                So the theology, ritual and festivals of the church are deeply indebted to the wider and older European heritage and to the very climate of Europe. Just as Hinduism’s name proclaims it as the religion specific to Hindustan, India, so we might appropriately call Christianity ‘Europism’, the religion specific to Europe. But Hinduism was never a missionary religion; no-one thought of taking Hinduism beyond India until it was taken with Indian migrants as part of their heritage. By contrast Christianity – Europism – has often sought to export its religion to people outside its existing community. Having been shaped by the particular setting in which they developed, any such missionary religion has some difficult questions to face when it is taken to new settings. Because religions begin as an attempt to deal with the particular difficulties of their original setting as well as with the issues that humanity as a whole finds difficult, they tend when they travel to want to import solutions to problems that do not exist in the new setting. The pathetically laughable example is of nineteenth century Christian missionaries insisting that tropical converts wear European clothes for the sake of Christian modesty, but the problem is much deeper than that.

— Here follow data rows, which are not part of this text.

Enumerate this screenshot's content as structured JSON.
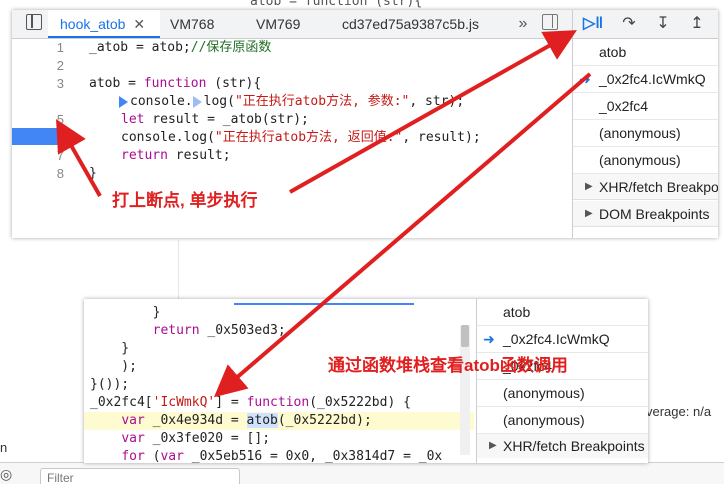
{
  "background": {
    "top_code": "atob = function (str){",
    "coverage": "verage: n/a",
    "filter_placeholder": "Filter",
    "left_char": "n"
  },
  "top_panel": {
    "tabs": [
      {
        "label": "hook_atob",
        "active": true,
        "closable": true
      },
      {
        "label": "VM768"
      },
      {
        "label": "VM769"
      },
      {
        "label": "cd37ed75a9387c5b.js"
      }
    ],
    "more_tabs": "»",
    "line_numbers": [
      "1",
      "2",
      "3",
      "4",
      "5",
      "6",
      "7",
      "8"
    ],
    "breakpoint_line": "4",
    "code_lines": [
      {
        "segments": [
          {
            "t": "_atob = atob;",
            "c": ""
          },
          {
            "t": "//保存原函数",
            "c": "cm"
          }
        ]
      },
      {
        "segments": [
          {
            "t": "",
            "c": ""
          }
        ]
      },
      {
        "segments": [
          {
            "t": "atob = ",
            "c": ""
          },
          {
            "t": "function",
            "c": "kw"
          },
          {
            "t": " (str){",
            "c": ""
          }
        ]
      },
      {
        "segments": [
          {
            "t": "console.",
            "c": ""
          },
          {
            "t": "log(",
            "c": ""
          },
          {
            "t": "\"正在执行atob方法, 参数:\"",
            "c": "str"
          },
          {
            "t": ", str);",
            "c": ""
          }
        ]
      },
      {
        "segments": [
          {
            "t": "let",
            "c": "kw"
          },
          {
            "t": " result = _atob(str);",
            "c": ""
          }
        ]
      },
      {
        "segments": [
          {
            "t": "console.log(",
            "c": ""
          },
          {
            "t": "\"正在执行atob方法, 返回值:\"",
            "c": "str"
          },
          {
            "t": ", result);",
            "c": ""
          }
        ]
      },
      {
        "segments": [
          {
            "t": "return",
            "c": "kw"
          },
          {
            "t": " result;",
            "c": ""
          }
        ]
      },
      {
        "segments": [
          {
            "t": "}",
            "c": ""
          }
        ]
      }
    ],
    "call_stack": [
      {
        "label": "atob",
        "current": false
      },
      {
        "label": "_0x2fc4.IcWmkQ",
        "current": true
      },
      {
        "label": "_0x2fc4",
        "current": false
      },
      {
        "label": "(anonymous)",
        "current": false
      },
      {
        "label": "(anonymous)",
        "current": false
      }
    ],
    "sections": [
      "XHR/fetch Breakpoints",
      "DOM Breakpoints"
    ],
    "debug_buttons": [
      "resume-icon",
      "step-over-icon",
      "step-into-icon",
      "step-out-icon"
    ]
  },
  "annotations": {
    "breakpoint_note": "打上断点, 单步执行",
    "stack_note": "通过函数堆栈查看atob函数调用"
  },
  "bottom_panel": {
    "code_lines": [
      {
        "segments": [
          {
            "t": "        }",
            "c": ""
          }
        ]
      },
      {
        "segments": [
          {
            "t": "        ",
            "c": ""
          },
          {
            "t": "return",
            "c": "kw"
          },
          {
            "t": " _0x503ed3;",
            "c": ""
          }
        ]
      },
      {
        "segments": [
          {
            "t": "    }",
            "c": ""
          }
        ]
      },
      {
        "segments": [
          {
            "t": "    );",
            "c": ""
          }
        ]
      },
      {
        "segments": [
          {
            "t": "}());",
            "c": ""
          }
        ]
      },
      {
        "segments": [
          {
            "t": "_0x2fc4[",
            "c": ""
          },
          {
            "t": "'IcWmkQ'",
            "c": "str"
          },
          {
            "t": "] = ",
            "c": ""
          },
          {
            "t": "function",
            "c": "kw"
          },
          {
            "t": "(_0x5222bd) {",
            "c": ""
          }
        ]
      },
      {
        "segments": [
          {
            "t": "    ",
            "c": ""
          },
          {
            "t": "var",
            "c": "kw"
          },
          {
            "t": " _0x4e934d = ",
            "c": ""
          },
          {
            "t": "atob",
            "c": "pb-atob"
          },
          {
            "t": "(_0x5222bd);",
            "c": ""
          }
        ]
      },
      {
        "segments": [
          {
            "t": "    ",
            "c": ""
          },
          {
            "t": "var",
            "c": "kw"
          },
          {
            "t": " _0x3fe020 = [];",
            "c": ""
          }
        ]
      },
      {
        "segments": [
          {
            "t": "    ",
            "c": ""
          },
          {
            "t": "for",
            "c": "kw"
          },
          {
            "t": " (",
            "c": ""
          },
          {
            "t": "var",
            "c": "kw"
          },
          {
            "t": " _0x5eb516 = 0x0, _0x3814d7 = _0x",
            "c": ""
          }
        ]
      }
    ],
    "call_stack": [
      {
        "label": "atob",
        "current": false
      },
      {
        "label": "_0x2fc4.IcWmkQ",
        "current": true
      },
      {
        "label": "_0x2fc4",
        "current": false
      },
      {
        "label": "(anonymous)",
        "current": false
      },
      {
        "label": "(anonymous)",
        "current": false
      }
    ],
    "sections": [
      "XHR/fetch Breakpoints"
    ]
  },
  "colors": {
    "accent": "#1a73e8",
    "breakpoint": "#4285f4",
    "annotation": "#e02020",
    "highlight_line": "#fffbd1"
  }
}
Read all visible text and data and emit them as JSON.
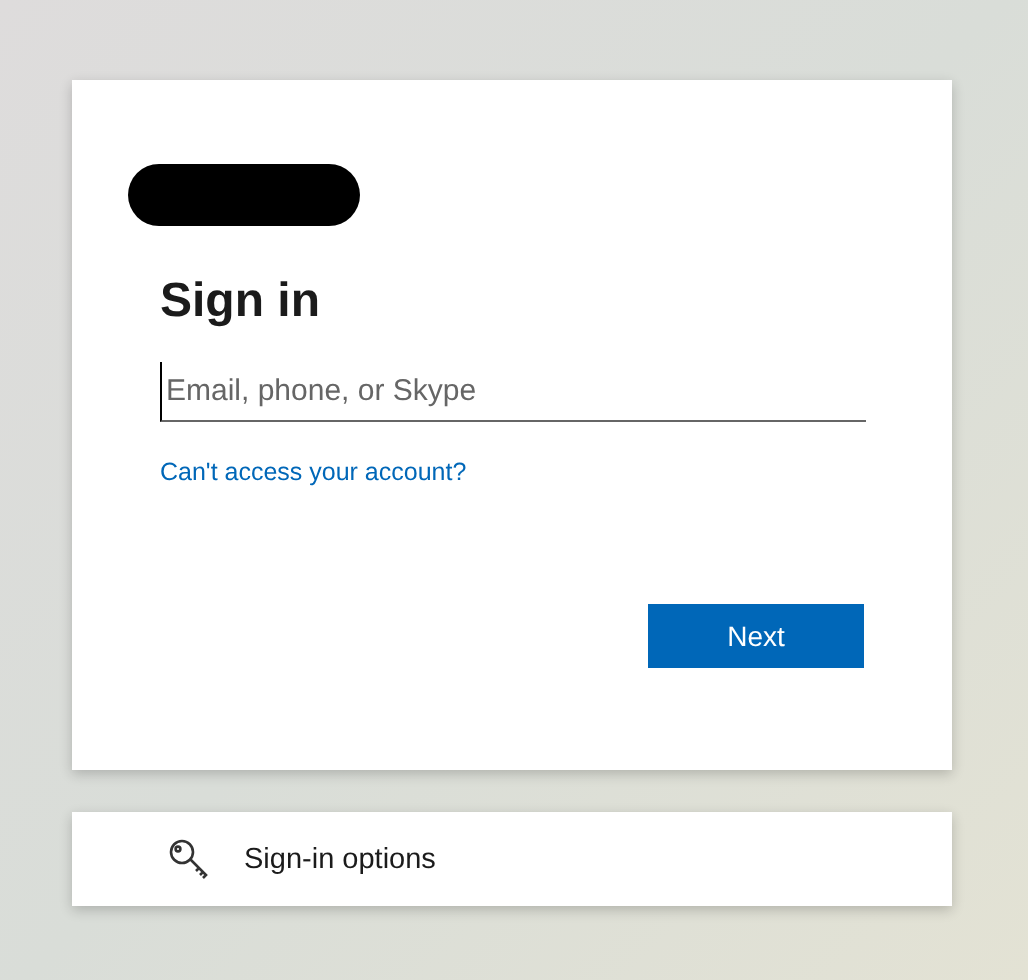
{
  "heading": "Sign in",
  "email_field": {
    "placeholder": "Email, phone, or Skype"
  },
  "link": "Can't access your account?",
  "buttons": [
    "Next"
  ],
  "options": {
    "label": "Sign-in options"
  }
}
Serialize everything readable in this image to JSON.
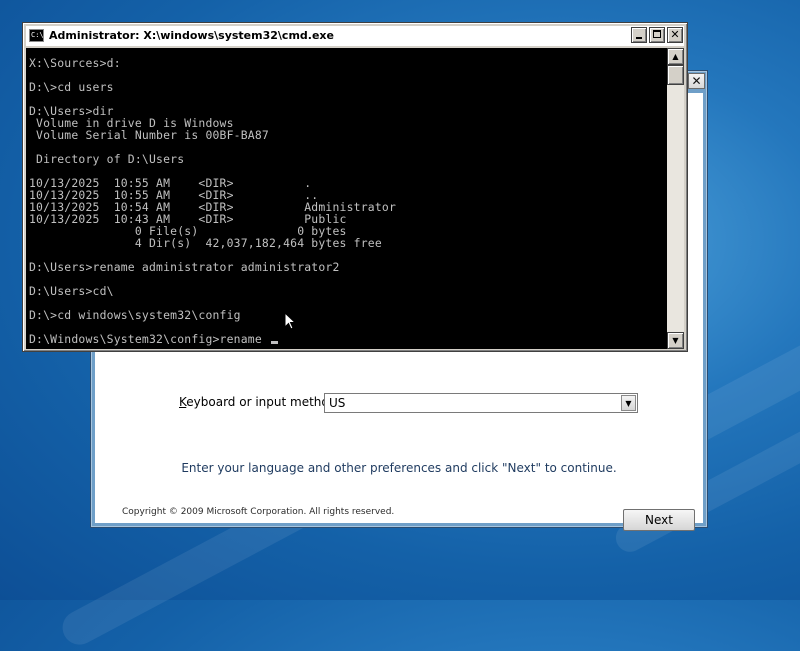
{
  "cmd": {
    "icon_text": "C:\\",
    "title": "Administrator: X:\\windows\\system32\\cmd.exe",
    "lines": [
      "X:\\Sources>d:",
      "",
      "D:\\>cd users",
      "",
      "D:\\Users>dir",
      " Volume in drive D is Windows",
      " Volume Serial Number is 00BF-BA87",
      "",
      " Directory of D:\\Users",
      "",
      "10/13/2025  10:55 AM    <DIR>          .",
      "10/13/2025  10:55 AM    <DIR>          ..",
      "10/13/2025  10:54 AM    <DIR>          Administrator",
      "10/13/2025  10:43 AM    <DIR>          Public",
      "               0 File(s)              0 bytes",
      "               4 Dir(s)  42,037,182,464 bytes free",
      "",
      "D:\\Users>rename administrator administrator2",
      "",
      "D:\\Users>cd\\",
      "",
      "D:\\>cd windows\\system32\\config",
      "",
      "D:\\Windows\\System32\\config>rename "
    ],
    "scroll_up_glyph": "▲",
    "scroll_down_glyph": "▼",
    "close_glyph": "✕"
  },
  "setup": {
    "close_glyph": "✕",
    "keyboard_label_prefix": "",
    "keyboard_label_accel": "K",
    "keyboard_label_rest": "eyboard or input method:",
    "keyboard_value": "US",
    "dropdown_glyph": "▼",
    "hint": "Enter your language and other preferences and click \"Next\" to continue.",
    "copyright": "Copyright © 2009 Microsoft Corporation. All rights reserved.",
    "next_label": "Next"
  }
}
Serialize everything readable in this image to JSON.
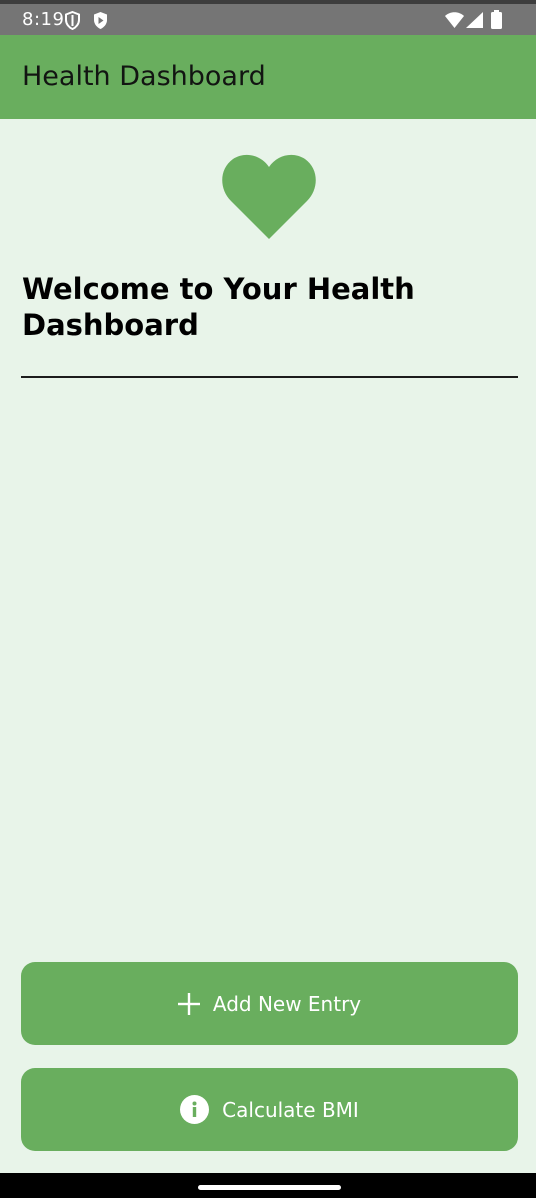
{
  "status_bar": {
    "time": "8:19",
    "left_icons": [
      "shield-icon",
      "play-protect-icon"
    ],
    "right_icons": [
      "wifi-icon",
      "cell-signal-icon",
      "battery-icon"
    ]
  },
  "app_bar": {
    "title": "Health Dashboard",
    "background": "#69ae5e"
  },
  "main": {
    "hero_icon": "heart-icon",
    "welcome_text": "Welcome to Your Health Dashboard",
    "background": "#e8f4e9"
  },
  "actions": {
    "add_entry": {
      "label": "Add New Entry",
      "icon": "plus-icon"
    },
    "calculate_bmi": {
      "label": "Calculate BMI",
      "icon": "info-icon"
    }
  },
  "colors": {
    "accent": "#69ae5e",
    "status_bar": "#757575",
    "text": "#000000"
  }
}
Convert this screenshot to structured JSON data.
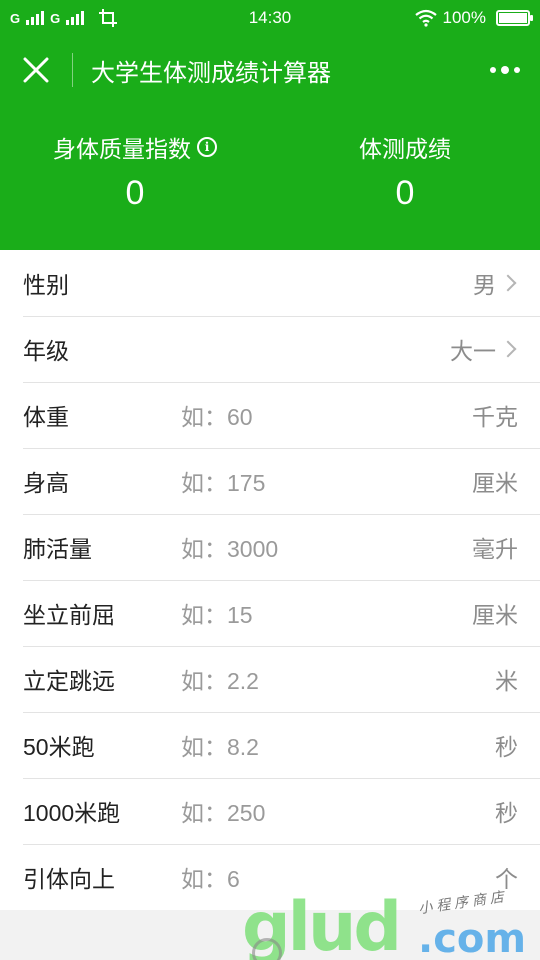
{
  "statusbar": {
    "carrier1": "G",
    "carrier2": "G",
    "time": "14:30",
    "battery": "100%",
    "battery_level": 1.0
  },
  "navbar": {
    "title": "大学生体测成绩计算器"
  },
  "scores": {
    "bmi_label": "身体质量指数",
    "bmi_value": "0",
    "score_label": "体测成绩",
    "score_value": "0"
  },
  "form": {
    "gender": {
      "label": "性别",
      "value": "男"
    },
    "grade": {
      "label": "年级",
      "value": "大一"
    },
    "fields": [
      {
        "label": "体重",
        "placeholder": "如：60",
        "unit": "千克"
      },
      {
        "label": "身高",
        "placeholder": "如：175",
        "unit": "厘米"
      },
      {
        "label": "肺活量",
        "placeholder": "如：3000",
        "unit": "毫升"
      },
      {
        "label": "坐立前屈",
        "placeholder": "如：15",
        "unit": "厘米"
      },
      {
        "label": "立定跳远",
        "placeholder": "如：2.2",
        "unit": "米"
      },
      {
        "label": "50米跑",
        "placeholder": "如：8.2",
        "unit": "秒"
      },
      {
        "label": "1000米跑",
        "placeholder": "如：250",
        "unit": "秒"
      },
      {
        "label": "引体向上",
        "placeholder": "如：6",
        "unit": "个"
      }
    ]
  },
  "watermark": {
    "brand": "glud",
    "tld": ".com",
    "tagline": "小程序商店"
  },
  "colors": {
    "header_green": "#1aad19"
  }
}
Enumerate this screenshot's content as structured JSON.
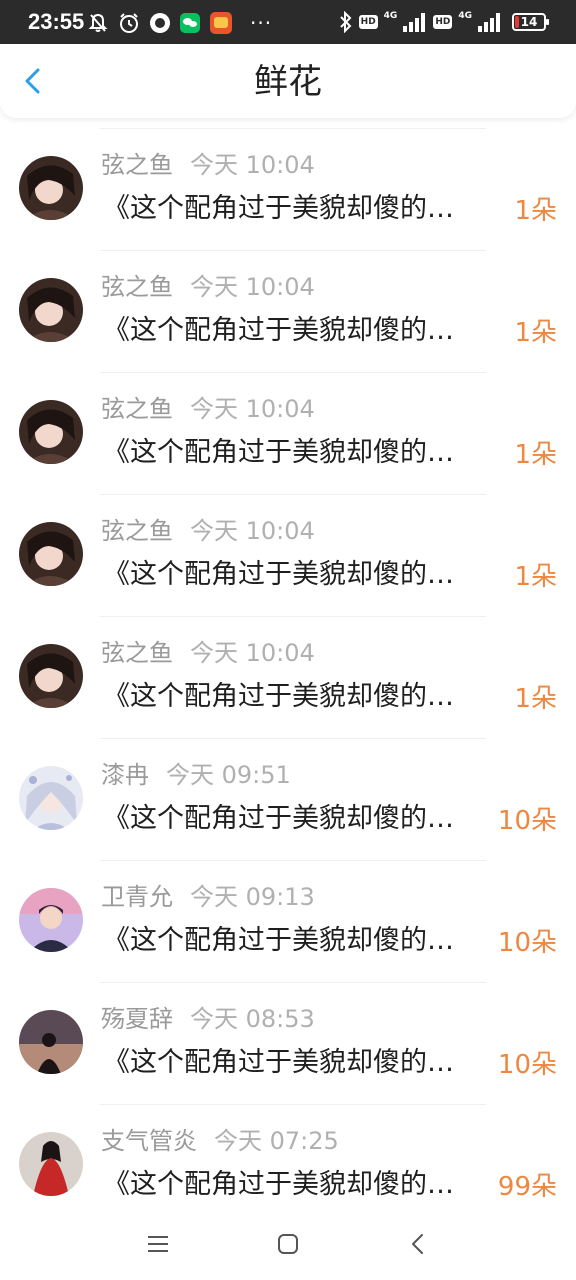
{
  "status_bar": {
    "time": "23:55",
    "more": "···",
    "hd_1": "HD",
    "net_1": "4G",
    "hd_2": "HD",
    "net_2": "4G",
    "battery": "14",
    "battery_color": "#e53935",
    "battery_level": 0.14
  },
  "header": {
    "title": "鲜花",
    "back_icon": "chevron-left-icon",
    "accent": "#2a9fe8"
  },
  "colors": {
    "name": "#9a9a9a",
    "time": "#b0b0b0",
    "message": "#1f1f1f",
    "flowers": "#ee8740"
  },
  "items": [
    {
      "name": "弦之鱼",
      "time": "今天 10:04",
      "message": "《这个配角过于美貌却傻的…",
      "flowers": "1朵",
      "avatar": "girl-dark-hair-avatar"
    },
    {
      "name": "弦之鱼",
      "time": "今天 10:04",
      "message": "《这个配角过于美貌却傻的…",
      "flowers": "1朵",
      "avatar": "girl-dark-hair-avatar"
    },
    {
      "name": "弦之鱼",
      "time": "今天 10:04",
      "message": "《这个配角过于美貌却傻的…",
      "flowers": "1朵",
      "avatar": "girl-dark-hair-avatar"
    },
    {
      "name": "弦之鱼",
      "time": "今天 10:04",
      "message": "《这个配角过于美貌却傻的…",
      "flowers": "1朵",
      "avatar": "girl-dark-hair-avatar"
    },
    {
      "name": "弦之鱼",
      "time": "今天 10:04",
      "message": "《这个配角过于美貌却傻的…",
      "flowers": "1朵",
      "avatar": "girl-dark-hair-avatar"
    },
    {
      "name": "漆冉",
      "time": "今天 09:51",
      "message": "《这个配角过于美貌却傻的…",
      "flowers": "10朵",
      "avatar": "anime-silver-hair-avatar"
    },
    {
      "name": "卫青允",
      "time": "今天 09:13",
      "message": "《这个配角过于美貌却傻的…",
      "flowers": "10朵",
      "avatar": "young-man-avatar"
    },
    {
      "name": "殇夏辞",
      "time": "今天 08:53",
      "message": "《这个配角过于美貌却傻的…",
      "flowers": "10朵",
      "avatar": "silhouette-sunset-avatar"
    },
    {
      "name": "支气管炎",
      "time": "今天 07:25",
      "message": "《这个配角过于美貌却傻的…",
      "flowers": "99朵",
      "avatar": "red-robe-figure-avatar"
    }
  ],
  "nav": {
    "menu_icon": "menu-icon",
    "home_icon": "home-icon",
    "back_icon": "back-icon"
  }
}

                Taking our ‘Europism’ beyond Europe demands that missionaries ask what is truly at its heart, what cannot be jettisoned without losing its essence, even in the most alien environment. Is it at heart indissolubly linked with its European past, with basilicas, Yule and spirit/body dualism? Is it at heart the whole way of thinking that European, and later ‘Western’, civilisation has built and continues to build through its creative use of its various inheritances? Is it at heart about the institutional church? Is it at heart a commitment to seeing how the insights of Jesus of Nazareth may be applied in different circumstances? Or what? But this is not just a matter for missionaries. The Europe we live in is not the Europe of the Middle Ages or even of the nineteenth century; from those perspectives, ours too is an alien environment. We too have to ask ourselves the same questions. Our answers will say much about us and about our real faith. 

No comments:

Post a Comment